Following the move of cannabis from Schedule 1 to Schedule 2 in 2018, the medical cannabis market in the United Kingdom has seen substantial changes. The recent House of Commons Committee Report provides insight into the condition of medical cannabis in the UK today and a preview of the prospects and difficulties that lie ahead.
Schedule 2 as a game-changer in the UK
Cannabis’ rescheduling in 2018 was a turning point for the UK’s medical cannabis industry. This change opened the door for specialised clinicians to recommend medicinal cannabis. This, thereby, brought in a new era of opportunities for patients looking for non-traditional therapies. In detail, the change gave specialised physicians the power to recommend cannabis-based products for medical use (CBPMs), whether they were employed by the NHS or in the commercial sector.
However, despite the rescheduling, licensed CBPMs have not yet hit the market in the UK. A product needs to meet Schedule 2 requirements and have marketing permission from regulatory agencies like the European Medicines Agency (EMA) or the Medicines and Healthcare Products Regulatory Authority (MHRA) in order to be classified as a CBPM. There are currently unlicensed CBPMs on the market that adhere to Schedule 2 but have not yet been given marketing approval. Furthermore, there are three licensed cannabis medicines – Epidyolex, Nabilone, and Sativex. They are applied to treat specific conditions such as severe epilepsy, chemotherapy-induced nausea, and multiple sclerosis-related spasticity.
Current prescription patterns
NHS issues medical cannabis prescriptions only in extreme circumstances. These are such as when other therapies have failed or are inappropriate. Only a few patients have received CBPMs on the NHS, according to recent data. Exact figures cannot be released to preserve patient privacy. However, encouraging signs of medical cannabis’ effectiveness in treating chronic pain have been discovered. Observational studies showed that a significant percentage of patients who used medical cannabis for managing chronic pain were able to cut back on or stop using opiate medicines.
Medical cannabis: challenges in access
Despite the changing environment, many patients still face difficulties getting access to medical cannabis. Many people see the limitations in the current access routes for medical cannabis. It seems to be expensive, with occuring supply chain concerns. In order to save money, many patients turn to buying private medications. Because of this circumstance, some people may turn to the black market in order to find the relief they need. This is a worrying development since it may lead to the criminalization of people who have legitimate medical requirements.
Report learnings: looking forward whilst addressing the gaps
The NHS Cannabis Report identifies a number of issues that require focus and resolution. First and foremost, individuals with valid medical needs should have more access to unlicensed CBPMs on the NHS. Further study and randomised control trials are necessary to determine the therapeutic usefulness of CBPMs for the management of chronic pain. It should come with the potential to incorporate CBPMs into therapy alternatives in the right circumstances. A strong evidence foundation for the efficacy and cost-effectiveness of CBPMs must occur through collaboration between the government, doctors, and researchers. As the report says:

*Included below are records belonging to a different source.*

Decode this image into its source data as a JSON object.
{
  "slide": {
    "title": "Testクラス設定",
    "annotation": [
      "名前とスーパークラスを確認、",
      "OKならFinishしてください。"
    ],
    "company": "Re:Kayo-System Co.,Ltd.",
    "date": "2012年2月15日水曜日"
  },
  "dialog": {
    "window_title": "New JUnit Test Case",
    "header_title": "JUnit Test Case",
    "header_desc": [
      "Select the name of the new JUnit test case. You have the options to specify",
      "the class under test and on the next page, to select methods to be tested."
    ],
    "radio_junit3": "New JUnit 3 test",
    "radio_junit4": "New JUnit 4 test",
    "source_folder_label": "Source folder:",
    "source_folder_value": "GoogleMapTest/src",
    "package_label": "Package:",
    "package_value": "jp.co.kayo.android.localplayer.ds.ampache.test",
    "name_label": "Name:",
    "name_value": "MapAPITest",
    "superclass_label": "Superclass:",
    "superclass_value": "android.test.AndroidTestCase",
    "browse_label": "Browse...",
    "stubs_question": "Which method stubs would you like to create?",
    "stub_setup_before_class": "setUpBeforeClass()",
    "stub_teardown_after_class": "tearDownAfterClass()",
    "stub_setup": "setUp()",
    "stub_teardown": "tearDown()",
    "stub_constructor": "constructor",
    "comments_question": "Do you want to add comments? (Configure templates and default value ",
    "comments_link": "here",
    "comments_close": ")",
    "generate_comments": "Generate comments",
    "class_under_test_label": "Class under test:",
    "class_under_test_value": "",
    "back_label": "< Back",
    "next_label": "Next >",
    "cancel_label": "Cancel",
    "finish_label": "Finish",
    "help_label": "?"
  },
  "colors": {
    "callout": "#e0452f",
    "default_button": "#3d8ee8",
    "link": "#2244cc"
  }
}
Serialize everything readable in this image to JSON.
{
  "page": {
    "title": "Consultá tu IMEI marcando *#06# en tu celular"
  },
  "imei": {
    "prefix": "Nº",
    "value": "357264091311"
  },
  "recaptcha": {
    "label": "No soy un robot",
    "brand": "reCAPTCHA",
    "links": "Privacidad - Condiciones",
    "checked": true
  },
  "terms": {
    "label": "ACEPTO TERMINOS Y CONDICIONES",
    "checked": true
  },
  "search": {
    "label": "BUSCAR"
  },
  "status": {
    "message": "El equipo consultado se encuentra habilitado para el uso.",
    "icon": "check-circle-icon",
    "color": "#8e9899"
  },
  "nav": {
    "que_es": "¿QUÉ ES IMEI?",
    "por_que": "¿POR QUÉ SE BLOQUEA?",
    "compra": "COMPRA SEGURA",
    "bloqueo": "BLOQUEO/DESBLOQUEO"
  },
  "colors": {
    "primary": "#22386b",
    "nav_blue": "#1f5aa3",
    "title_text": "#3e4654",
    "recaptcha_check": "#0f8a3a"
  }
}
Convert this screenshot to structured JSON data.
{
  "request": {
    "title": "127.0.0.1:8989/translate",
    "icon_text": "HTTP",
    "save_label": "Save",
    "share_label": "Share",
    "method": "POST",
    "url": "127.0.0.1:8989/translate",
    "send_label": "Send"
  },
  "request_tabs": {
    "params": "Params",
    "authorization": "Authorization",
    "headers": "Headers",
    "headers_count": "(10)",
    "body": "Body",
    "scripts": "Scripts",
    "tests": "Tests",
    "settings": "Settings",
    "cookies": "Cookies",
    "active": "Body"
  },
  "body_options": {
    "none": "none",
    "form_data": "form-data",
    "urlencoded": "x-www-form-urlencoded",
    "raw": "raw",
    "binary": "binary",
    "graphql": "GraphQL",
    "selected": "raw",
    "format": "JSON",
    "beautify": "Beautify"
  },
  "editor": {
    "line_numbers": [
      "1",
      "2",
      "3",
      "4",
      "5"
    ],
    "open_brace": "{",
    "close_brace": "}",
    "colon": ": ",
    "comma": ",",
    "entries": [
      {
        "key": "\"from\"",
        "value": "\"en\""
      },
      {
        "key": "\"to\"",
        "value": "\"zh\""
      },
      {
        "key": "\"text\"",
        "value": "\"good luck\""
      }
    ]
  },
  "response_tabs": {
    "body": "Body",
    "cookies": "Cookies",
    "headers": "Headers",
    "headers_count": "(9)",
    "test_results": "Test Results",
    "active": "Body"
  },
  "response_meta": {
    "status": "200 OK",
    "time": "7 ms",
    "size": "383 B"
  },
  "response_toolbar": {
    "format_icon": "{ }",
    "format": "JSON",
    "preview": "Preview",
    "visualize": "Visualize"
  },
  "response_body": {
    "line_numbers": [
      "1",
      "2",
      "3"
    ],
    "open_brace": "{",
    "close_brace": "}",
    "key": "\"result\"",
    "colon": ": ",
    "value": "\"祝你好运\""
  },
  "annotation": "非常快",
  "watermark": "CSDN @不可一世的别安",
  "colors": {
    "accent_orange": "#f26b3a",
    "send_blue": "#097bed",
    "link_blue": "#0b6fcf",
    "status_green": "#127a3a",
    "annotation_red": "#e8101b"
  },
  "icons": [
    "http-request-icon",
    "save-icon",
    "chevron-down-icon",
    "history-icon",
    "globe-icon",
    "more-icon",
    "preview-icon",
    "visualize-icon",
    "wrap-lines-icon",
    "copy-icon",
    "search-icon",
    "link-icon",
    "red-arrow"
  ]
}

“The ACMD seeks to provide scientific, evidence-based recommendations to support the development of evidence-based drug policy.”
In conclusion, a turning point is near for the UK’s medical cannabis industry. Although we can see many succeses since cannabis reschedule in 2018, there are still present obstacles. The UK has the ability to offer beneficial medical cannabis solutions for individuals in need while navigating the complex web of legislation, access, and awareness with a dedication to research, accessibility, and patient-centric policy.
Nevertheless, the Scottish NHS has already supported the UK medical cannabis company – Ananda Developments. Thanks to this cooperation, they will be able to mark a notable advance in endometriosis pain management with their new MRX1 cannabinoid oil.